Sources of Funding
The funding for this study was provided by an investigator-initiated research grant from Voyage Medical Inc to Dr Gerstenfeld.
Dr Marchlinski is on the Scientific Advisory Board of Voyage Medical Inc. B. Wylie, L. Oley, and D. Robinson are employees of Voyage Medical Inc. Dr Gerstenfeld has an investigator-initiated research grant from Voyage Medical Inc and is on the Scientific Advisory Board of Voyage Medical Inc.
We thank Narayan R. Raju, DVM, PhD, DACPV (PRL, Inc, San Bruno, CA) for performing the histopathology for the study and Charles McCulloch, PhD, for statistical analysis.
The online-only Data Supplement is available with this article at http://circ.ahajournals.org/lookup/suppl/doi:10.1161/CIRCULATIONAHA.112.112540/-/DC1.

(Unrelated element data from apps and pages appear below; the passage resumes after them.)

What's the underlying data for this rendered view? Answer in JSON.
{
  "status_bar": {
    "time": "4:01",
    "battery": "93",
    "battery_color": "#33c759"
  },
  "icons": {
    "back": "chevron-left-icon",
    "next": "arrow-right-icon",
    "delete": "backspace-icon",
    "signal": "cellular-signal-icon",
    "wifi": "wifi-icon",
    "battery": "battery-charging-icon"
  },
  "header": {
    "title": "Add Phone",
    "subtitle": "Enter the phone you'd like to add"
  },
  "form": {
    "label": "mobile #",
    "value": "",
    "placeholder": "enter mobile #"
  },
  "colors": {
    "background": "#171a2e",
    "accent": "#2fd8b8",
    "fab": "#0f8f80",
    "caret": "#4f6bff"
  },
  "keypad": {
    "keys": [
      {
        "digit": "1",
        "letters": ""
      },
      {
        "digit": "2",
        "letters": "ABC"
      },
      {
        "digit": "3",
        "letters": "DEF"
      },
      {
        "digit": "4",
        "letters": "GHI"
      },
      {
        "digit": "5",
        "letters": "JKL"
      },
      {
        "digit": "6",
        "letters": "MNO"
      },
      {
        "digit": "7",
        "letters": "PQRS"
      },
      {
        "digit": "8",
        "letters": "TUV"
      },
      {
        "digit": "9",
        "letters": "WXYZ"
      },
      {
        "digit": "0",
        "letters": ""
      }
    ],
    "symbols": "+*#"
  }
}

- Received April 15, 2012.
- Accepted September 7, 2012.
- © 2012 American Heart Association, Inc.
- Nakahara S,
- Tung R,
- Ramirez RJ,
- Michowitz Y,
- Vaseghi M,
- Buch E,
- Gima J,
- Wiener I,
- Mahajan A,
- Boyle NG,
- Shivkumar K
- Marchlinski FE,
- Callans DJ,
- Gottlieb CD,
- Zado E
- Stevenson WG,
- Khan H,
- Sager P,
- Saxon LA,
- Middlekauff HR,
- Natterson PD,
- Wiener I
- Bogun F,
- Good E,
- Reich S,
- Elmouchi D,
- Igic P,
- Lemola K,
- Tschopp D,
- Jongnarangsin K,
- Oral H,
- Chugh A,
- Pelosi F,
- Morady F
- Kuck KH,
- Schaumann A,
- Eckardt L,
- Willems S,
- Ventura R,
- Delacretaz E,
- Pitschner HF,
- Kautzner J,
- Schumacher B,
- Hansen PS
- Cassidy DM,
- Vassallo JA,
- Marchlinski FE,
- Buxton AE,
- Untereker WJ,
- Josephson ME
- Abramoff MD,
- Magelhaes PJ,
- Ram SJ
- Gepstein L,
- Hayam G,
- Ben-Haim SA
- Bala R,
- Ren JF,
- Hutchinson MD,
- Desjardins B,
- Tschabrunn C,
- Gerstenfeld EP,
- Deo R,
- Dixit S,
- Garcia FC,
- Cooper J,
- Lin D,
- Riley MP,
- Tzou WS,
- Verdino R,
- Epstein AE,
- Callans DJ,
- Marchlinski FE
Substrate mapping of ventricular tachycardia typically uses indirect measures of identifying myocardial scar, including electroanatomic voltage mapping and intracardiac echocardiography. We describe a novel catheter capable of direct endocardial visualization during mapping and irrigated radiofrequency ablation. The catheter contains a small fiberscope capable of directly visualizing the endocardial surface through a clear hood on the catheter tip with a 6.8-mm field of view. Saline is constantly flushed through the catheter to clear blood from the hood and allow visualization of the endocardial surface. Electrograms can be recorded from 4 orthogonal electrodes on the catheter tip; irrigated radiofrequency ablation can be performed via an electrode proximal to the catheter tip that heats the saline irrigant. We tested whether this catheter could visually differentiate among dense scar, border zone, and normal myocardium in an ovine model of chronic myocardial infarction. With the use of image processing techniques, the visual whiteness in the field of view was quantified and correlated well with electrogram measures of scar. Irrigated ablation lesions were delivered and could be observed in both healthy myocardium and myocardial scar. This approach offers a new paradigm in catheter ablation. Advantages include confirmation of catheter contact with the endocardium, direct visualization of anatomic structures such as the papillary muscles and myocardial scar, improved efficacy and safety of catheter ablation through visualization of lesion formation, and the ability to visually confirm contiguity of lesions delivered in a linear fashion during catheter ablation.